== Extracted entries

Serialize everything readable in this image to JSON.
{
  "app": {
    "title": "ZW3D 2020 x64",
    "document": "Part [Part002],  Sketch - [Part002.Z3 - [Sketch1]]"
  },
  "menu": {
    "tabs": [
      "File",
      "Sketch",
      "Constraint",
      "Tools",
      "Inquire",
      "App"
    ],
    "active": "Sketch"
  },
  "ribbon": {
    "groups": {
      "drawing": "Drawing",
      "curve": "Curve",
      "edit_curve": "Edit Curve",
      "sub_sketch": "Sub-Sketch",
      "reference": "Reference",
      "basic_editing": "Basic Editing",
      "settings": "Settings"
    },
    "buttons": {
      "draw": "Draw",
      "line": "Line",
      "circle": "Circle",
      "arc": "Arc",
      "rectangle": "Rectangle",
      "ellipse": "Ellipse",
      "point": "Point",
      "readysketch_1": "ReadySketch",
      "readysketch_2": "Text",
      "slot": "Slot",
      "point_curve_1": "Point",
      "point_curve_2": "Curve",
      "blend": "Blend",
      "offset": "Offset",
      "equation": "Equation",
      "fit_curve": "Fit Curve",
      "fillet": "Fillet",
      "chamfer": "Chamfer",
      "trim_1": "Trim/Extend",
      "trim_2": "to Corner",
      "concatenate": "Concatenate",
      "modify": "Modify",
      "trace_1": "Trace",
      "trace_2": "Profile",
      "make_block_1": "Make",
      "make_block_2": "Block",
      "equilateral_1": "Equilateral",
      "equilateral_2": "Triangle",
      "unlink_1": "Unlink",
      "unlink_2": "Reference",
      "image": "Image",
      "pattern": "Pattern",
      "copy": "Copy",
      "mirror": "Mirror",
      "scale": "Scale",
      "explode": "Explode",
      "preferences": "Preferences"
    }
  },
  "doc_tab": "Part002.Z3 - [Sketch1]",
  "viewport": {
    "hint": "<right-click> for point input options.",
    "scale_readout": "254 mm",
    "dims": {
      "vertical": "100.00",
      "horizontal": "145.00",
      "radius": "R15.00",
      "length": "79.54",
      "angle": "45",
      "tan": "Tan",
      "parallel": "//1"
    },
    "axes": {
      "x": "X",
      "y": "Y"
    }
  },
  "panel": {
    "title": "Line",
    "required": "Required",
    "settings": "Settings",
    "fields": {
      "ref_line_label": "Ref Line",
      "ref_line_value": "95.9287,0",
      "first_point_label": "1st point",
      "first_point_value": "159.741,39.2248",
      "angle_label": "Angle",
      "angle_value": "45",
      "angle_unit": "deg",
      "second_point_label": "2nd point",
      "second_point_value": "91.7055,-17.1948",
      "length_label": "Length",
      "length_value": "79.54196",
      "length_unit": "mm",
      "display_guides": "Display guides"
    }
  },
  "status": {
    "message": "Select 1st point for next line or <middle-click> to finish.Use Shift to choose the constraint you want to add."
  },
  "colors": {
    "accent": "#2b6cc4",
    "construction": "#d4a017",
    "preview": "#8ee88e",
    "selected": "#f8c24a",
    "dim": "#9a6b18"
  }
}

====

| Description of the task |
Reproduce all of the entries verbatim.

| Task result |
Serialize everything readable in this image to JSON.
{
  "app": {
    "title": "ZW3D 2020 x64",
    "document": "Part [Part002],  Sketch - [Part002.Z3 - [Sketch1]]"
  },
  "menu": {
    "tabs": [
      "File",
      "Sketch",
      "Constraint",
      "Tools",
      "Inquire",
      "App"
    ],
    "active": "Sketch"
  },
  "ribbon": {
    "groups": {
      "drawing": "Drawing",
      "curve": "Curve",
      "edit_curve": "Edit Curve",
      "sub_sketch": "Sub-Sketch",
      "reference": "Reference",
      "basic_editing": "Basic Editing",
      "settings": "Settings"
    },
    "buttons": {
      "draw": "Draw",
      "line": "Line",
      "circle": "Circle",
      "arc": "Arc",
      "rectangle": "Rectangle",
      "ellipse": "Ellipse",
      "point": "Point",
      "readysketch_1": "ReadySketch",
      "readysketch_2": "Text",
      "slot": "Slot",
      "point_curve_1": "Point",
      "point_curve_2": "Curve",
      "blend": "Blend",
      "offset": "Offset",
      "equation": "Equation",
      "fit_curve": "Fit Curve",
      "fillet": "Fillet",
      "chamfer": "Chamfer",
      "trim_1": "Trim/Extend",
      "trim_2": "to Corner",
      "concatenate": "Concatenate",
      "modify": "Modify",
      "trace_1": "Trace",
      "trace_2": "Profile",
      "make_block_1": "Make",
      "make_block_2": "Block",
      "equilateral_1": "Equilateral",
      "equilateral_2": "Triangle",
      "unlink_1": "Unlink",
      "unlink_2": "Reference",
      "image": "Image",
      "pattern": "Pattern",
      "copy": "Copy",
      "mirror": "Mirror",
      "scale": "Scale",
      "explode": "Explode",
      "preferences": "Preferences"
    }
  },
  "doc_tab": "Part002.Z3 - [Sketch1]",
  "viewport": {
    "hint": "<right-click> for point input options.",
    "scale_readout": "254 mm",
    "dims": {
      "vertical": "100.00",
      "horizontal": "145.00",
      "radius": "R15.00",
      "length": "79.54",
      "angle": "45",
      "tan": "Tan",
      "parallel": "//1"
    },
    "axes": {
      "x": "X",
      "y": "Y"
    }
  },
  "panel": {
    "title": "Line",
    "required": "Required",
    "settings": "Settings",
    "fields": {
      "ref_line_label": "Ref Line",
      "ref_line_value": "95.9287,0",
      "first_point_label": "1st point",
      "first_point_value": "159.741,39.2248",
      "angle_label": "Angle",
      "angle_value": "45",
      "angle_unit": "deg",
      "second_point_label": "2nd point",
      "second_point_value": "91.7055,-17.1948",
      "length_label": "Length",
      "length_value": "79.54196",
      "length_unit": "mm",
      "display_guides": "Display guides"
    }
  },
  "status": {
    "message": "Select 1st point for next line or <middle-click> to finish.Use Shift to choose the constraint you want to add."
  },
  "colors": {
    "accent": "#2b6cc4",
    "construction": "#d4a017",
    "preview": "#8ee88e",
    "selected": "#f8c24a",
    "dim": "#9a6b18"
  }
}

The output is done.